Circuit Holds Auto Glass Law Violates First Amendment

Mark Hamblett of the Connecticut Law Tribune explains the decision in detail:

The Circuit has struck down a Connecticut law that forced an insurance company and auto glass repair business to mention a competitor's name if the insurer violated a ban on promoting its own repair shops.

The U.S. Court of Appeals for the Second Circuit blocked enforcement of a newly-passed Connecticut state law, saying it violated the First Amendment as an impermissible constraint on commercial speech. In Safelite Group v. Jepsen, the Second Circuit reversed a lower court, which dismissed a challenge to Connecticut's Pubic Act 38a-354.

Effective Jan. 1, 2014, the law barred insurance companies and claims administrators from requiring customers to patronize their auto glass repair affiliates and prevented them from mentioning those affiliates without also naming a competitor.

Second Circuit Judges Ralph Winter, John Walker and Jose Cabranes said that Connecticut U.S. District Judge Janet Bond Arterton should have applied intermediate scrutiny to distinguish between laws that impermissibly compel speech and those that merely require disclosure of information.

Safelite is a national insurance claims management company whose affiliate, Safelite Autoglass, provides auto glass repair and replacement in Connecticut. In 2013, several state legislators cited the need for legislation to protect local glass dealers not affiliated with Safelite when they passed Public Act 38a354.

"The legislative history of PA 13-67 revealed no consumer dissatisfaction with Safelite's business model but substantial concerns on the part of unaffiliated glass dealers," Winter said in the court's opinion.

Winter explained that the standard for reviewing a restriction on commercial speech was laid out by the U.S. Supreme Court in Central Hudson Gas & Electric Corp. v. Public Service Commission of New York, 447 U.S. 557 (1980), where the court required intermediate scrutiny—"a determination of whether the restriction directly advances a substantial governmental interest and is not overly restrictive."

But in Zauderer v. Office of Disciplinary Counsel of the Supreme Court of Ohio, 471 U.S. 626 (1985), the Supreme Court laid out an exception to Central Hudson for an information disclosure law when it applied the less-exacting standard of rational basis review and upheld an Ohio regulation on attorney advertising.

Zauderer had advertised that a client's "full legal fee would be refunded if they were convicted of drunk driving." The Supreme Court credited Ohio's justifications of ensuring that attorneys advertise "in a dignified manner" and "do not use false or misleading adverting to stir up meritless litigation against innocent defendants."

In interpreting these and other cases, Winter said the circuit drew the distinction between laws that restrict speech and laws that require disclosure, including when the court upheld New York City's requirement that certain restaurants post calorie content on menu and menu boards on the grounds it only required disclosure of factual content and was "reasonably related to New York City's goals of combatting obesity."

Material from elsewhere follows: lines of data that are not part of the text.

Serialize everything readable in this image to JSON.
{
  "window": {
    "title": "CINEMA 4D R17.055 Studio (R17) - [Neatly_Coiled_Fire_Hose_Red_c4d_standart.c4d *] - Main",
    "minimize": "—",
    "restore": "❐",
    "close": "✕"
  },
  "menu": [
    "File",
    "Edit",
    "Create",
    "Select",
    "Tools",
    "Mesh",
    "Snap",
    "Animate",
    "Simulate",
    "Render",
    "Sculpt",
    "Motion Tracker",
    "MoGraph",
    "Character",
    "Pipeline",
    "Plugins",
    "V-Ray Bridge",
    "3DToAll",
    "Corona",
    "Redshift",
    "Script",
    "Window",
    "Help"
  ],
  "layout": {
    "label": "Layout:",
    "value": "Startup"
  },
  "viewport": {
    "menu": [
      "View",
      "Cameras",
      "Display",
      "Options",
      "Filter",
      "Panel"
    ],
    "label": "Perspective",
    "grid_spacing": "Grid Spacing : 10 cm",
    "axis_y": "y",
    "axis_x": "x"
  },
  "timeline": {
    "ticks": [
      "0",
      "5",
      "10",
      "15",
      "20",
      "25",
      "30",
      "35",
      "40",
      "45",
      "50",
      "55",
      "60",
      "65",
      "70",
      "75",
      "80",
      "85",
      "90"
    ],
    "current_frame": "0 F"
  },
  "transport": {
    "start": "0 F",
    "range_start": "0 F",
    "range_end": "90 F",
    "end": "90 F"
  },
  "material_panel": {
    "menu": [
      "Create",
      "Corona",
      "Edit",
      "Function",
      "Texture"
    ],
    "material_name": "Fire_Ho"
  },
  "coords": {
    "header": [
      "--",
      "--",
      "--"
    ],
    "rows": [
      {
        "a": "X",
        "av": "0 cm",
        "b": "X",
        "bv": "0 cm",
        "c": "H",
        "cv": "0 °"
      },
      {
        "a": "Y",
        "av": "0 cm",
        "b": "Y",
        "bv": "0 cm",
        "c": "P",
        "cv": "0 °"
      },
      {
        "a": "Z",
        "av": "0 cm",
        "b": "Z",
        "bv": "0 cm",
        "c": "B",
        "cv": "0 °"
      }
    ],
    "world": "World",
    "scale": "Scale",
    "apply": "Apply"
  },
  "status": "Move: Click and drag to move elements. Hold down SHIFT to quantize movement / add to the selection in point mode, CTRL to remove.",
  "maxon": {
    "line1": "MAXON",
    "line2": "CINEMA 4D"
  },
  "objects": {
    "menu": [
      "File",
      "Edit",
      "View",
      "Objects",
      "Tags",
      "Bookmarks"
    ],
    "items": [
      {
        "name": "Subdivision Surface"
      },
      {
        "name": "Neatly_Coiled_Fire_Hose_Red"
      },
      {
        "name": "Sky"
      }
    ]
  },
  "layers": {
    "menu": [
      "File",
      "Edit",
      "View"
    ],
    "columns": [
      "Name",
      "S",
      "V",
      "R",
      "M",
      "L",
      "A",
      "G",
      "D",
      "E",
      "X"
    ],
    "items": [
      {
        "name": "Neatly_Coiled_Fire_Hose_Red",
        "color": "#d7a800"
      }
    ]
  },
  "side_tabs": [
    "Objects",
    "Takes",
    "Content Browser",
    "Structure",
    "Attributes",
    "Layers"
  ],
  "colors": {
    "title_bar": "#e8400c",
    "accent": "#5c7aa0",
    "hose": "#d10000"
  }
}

Arterton concluded that the Safelite law merely required disclosure of factual information, but Winter said the circuit's own case law applying Zauderer, as well as that of other courts, "has dealt with disclosure requirements about a company's own products and services," not the products and services of others.

"Prohibiting a business from promoting its own product on the condition that it also promote the product of a competitor is a very serious deterrent to commercial speech," he said. "Moreover, such laws are highly likely to further covertly protectionist, rather than consumer information, goals—--in particular, by protecting existing businesses, which may be well known, against new entrants."

Because the disclosure requirement "compels speech that goes beyond the speaker's own product or service," intermediate scrutiny applies, as the court concluded that "the speech requirement here does more to inhibit First Amendment values than it does to enhance them."

Applying that scrutiny, Winter said there was no claim or evidence that Saflite was misleading customers or lying to them, the court was skeptical of the government's interest in the law, noting that Connecticut consumers were already protected from "undue steering and influence" under pre-existing law and the new law was "more extensive than necessary."

The circuit vacated the lower court's ruling and issued a preliminary injunction against the law.

Jay Lefkowitz, partner at Kirkland & Ellis, argued for Safelite with Steven Menashi, of counsel at Kirkland & Ellis, and Benjamin Jense, counsel at Robinson & Cole in Hartford, on the brief.

"This is a great decision," Lefkowitz said. "The court clearly saw the pretext behind the statute for what it was—a clear violation of the First Amendment."

Assistant Attorney General Joseph Chambers argued for Connecticut, with Assistant Attorney General Matthew Budzik on the brief.